A group of 900 people explore the surroundings of one of the most polluted rivers in Brazil.
Based on the belief that the future holds much more than asphalt, chemicals and pollution to the Pinheiros river and its margins, 900 people got together on May 15th, with a common goal: to get to know this much neglected character of São Paulo’s urban environment better. Split into 30 teams guided by photographers, writers, musicians, architects, biologists, urbanists and a number of other different professionals, the participants got involved in various activities aimed at showing the importance of recovering both the water and the surroundings of this river that crosses one of the biggest cities in the world. They used videos, photos, drawings, essays, poetry and music to do so.
The idea behind Rio Pinheiros Vivo, the self-described “multimedia expedition” that brought these people together, is that one has to see and understand reality in order to change it. That’s why the participants were invited to climb surrounding buildings, bike along the riverbanks, visit the still unpolluted source of the Pinheiros and get acquainted with the transformations imposed over time on and by the river.
The artistic offspring of the expedition can be viewed on the project’s collaborative website, which is being continuously updated with material sent by the participants.
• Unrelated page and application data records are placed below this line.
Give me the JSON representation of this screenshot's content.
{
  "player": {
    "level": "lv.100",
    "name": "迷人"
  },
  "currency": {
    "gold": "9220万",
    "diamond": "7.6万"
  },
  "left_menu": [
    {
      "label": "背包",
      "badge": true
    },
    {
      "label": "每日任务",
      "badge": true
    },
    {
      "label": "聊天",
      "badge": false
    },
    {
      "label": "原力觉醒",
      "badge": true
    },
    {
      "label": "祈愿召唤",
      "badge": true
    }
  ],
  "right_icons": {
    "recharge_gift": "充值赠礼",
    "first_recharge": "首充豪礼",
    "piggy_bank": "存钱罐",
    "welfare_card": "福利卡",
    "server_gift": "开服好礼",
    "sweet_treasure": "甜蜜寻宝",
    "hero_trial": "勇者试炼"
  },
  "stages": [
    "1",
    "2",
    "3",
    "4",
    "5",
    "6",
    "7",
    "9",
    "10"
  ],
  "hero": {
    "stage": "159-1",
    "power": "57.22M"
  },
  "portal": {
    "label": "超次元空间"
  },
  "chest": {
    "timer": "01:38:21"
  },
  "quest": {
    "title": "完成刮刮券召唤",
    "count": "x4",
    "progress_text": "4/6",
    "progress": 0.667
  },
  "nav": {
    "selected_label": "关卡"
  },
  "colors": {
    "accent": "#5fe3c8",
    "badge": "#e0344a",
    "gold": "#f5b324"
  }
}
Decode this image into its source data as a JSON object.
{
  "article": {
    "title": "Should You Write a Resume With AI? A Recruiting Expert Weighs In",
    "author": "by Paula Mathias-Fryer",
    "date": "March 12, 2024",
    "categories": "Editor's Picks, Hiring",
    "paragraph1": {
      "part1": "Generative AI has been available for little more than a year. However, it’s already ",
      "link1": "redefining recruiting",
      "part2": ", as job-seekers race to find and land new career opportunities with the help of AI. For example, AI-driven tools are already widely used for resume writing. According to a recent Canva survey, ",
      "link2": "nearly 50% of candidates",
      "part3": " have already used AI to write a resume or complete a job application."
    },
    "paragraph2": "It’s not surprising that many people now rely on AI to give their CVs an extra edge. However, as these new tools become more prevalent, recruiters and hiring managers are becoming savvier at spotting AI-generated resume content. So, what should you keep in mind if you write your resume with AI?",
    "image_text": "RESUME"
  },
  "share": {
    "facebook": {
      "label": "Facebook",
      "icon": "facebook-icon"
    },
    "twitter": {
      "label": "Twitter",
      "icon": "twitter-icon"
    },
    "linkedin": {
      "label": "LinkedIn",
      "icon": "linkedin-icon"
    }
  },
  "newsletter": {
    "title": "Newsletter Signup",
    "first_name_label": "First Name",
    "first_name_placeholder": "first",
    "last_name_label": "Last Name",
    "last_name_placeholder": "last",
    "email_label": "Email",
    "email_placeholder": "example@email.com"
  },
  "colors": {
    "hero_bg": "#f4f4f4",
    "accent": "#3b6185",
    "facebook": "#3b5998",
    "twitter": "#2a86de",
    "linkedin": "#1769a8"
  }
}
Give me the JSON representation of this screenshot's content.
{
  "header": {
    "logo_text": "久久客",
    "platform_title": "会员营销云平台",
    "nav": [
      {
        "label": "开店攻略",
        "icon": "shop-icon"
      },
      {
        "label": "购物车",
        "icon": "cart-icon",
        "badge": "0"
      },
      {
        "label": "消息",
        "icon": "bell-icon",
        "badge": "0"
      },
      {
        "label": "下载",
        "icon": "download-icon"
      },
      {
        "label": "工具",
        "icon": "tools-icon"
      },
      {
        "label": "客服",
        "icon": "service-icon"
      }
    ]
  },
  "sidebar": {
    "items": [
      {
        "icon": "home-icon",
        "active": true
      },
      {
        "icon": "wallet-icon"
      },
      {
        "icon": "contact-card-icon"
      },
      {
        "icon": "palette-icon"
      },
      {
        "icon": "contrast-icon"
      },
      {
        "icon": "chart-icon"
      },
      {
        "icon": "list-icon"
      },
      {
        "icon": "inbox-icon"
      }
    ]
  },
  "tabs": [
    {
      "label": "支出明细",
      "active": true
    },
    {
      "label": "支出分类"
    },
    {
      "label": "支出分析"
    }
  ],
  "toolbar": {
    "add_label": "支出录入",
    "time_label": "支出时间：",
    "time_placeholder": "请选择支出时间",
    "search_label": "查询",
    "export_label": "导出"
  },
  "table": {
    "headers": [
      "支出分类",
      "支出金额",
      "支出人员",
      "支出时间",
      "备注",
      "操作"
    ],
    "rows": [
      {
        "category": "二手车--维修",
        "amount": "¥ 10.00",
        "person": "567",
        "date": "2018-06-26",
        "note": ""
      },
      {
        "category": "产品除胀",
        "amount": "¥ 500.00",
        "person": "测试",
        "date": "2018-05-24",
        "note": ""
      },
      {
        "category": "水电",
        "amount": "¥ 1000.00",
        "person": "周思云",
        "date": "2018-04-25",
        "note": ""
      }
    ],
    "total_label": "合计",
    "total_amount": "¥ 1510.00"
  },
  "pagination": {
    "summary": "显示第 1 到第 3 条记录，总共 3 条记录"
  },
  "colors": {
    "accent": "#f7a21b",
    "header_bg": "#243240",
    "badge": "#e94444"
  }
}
The result is not the portrait of a dead water course: it reflects hope, concern, survival, faith in a better future, and even beauty, serving as a tool to raise awareness of a space and an ecosystem that could provide leisure and well-being for the 19 million inhabitants of the city.
Rio Pinheiros Vivo was conceived and promoted by Associação Águas Claras do Rio Pinheiros (Clear Waters of the Pinheiros River Association), an organization formed by eight companies from different market segments, and was sponsored by Santander.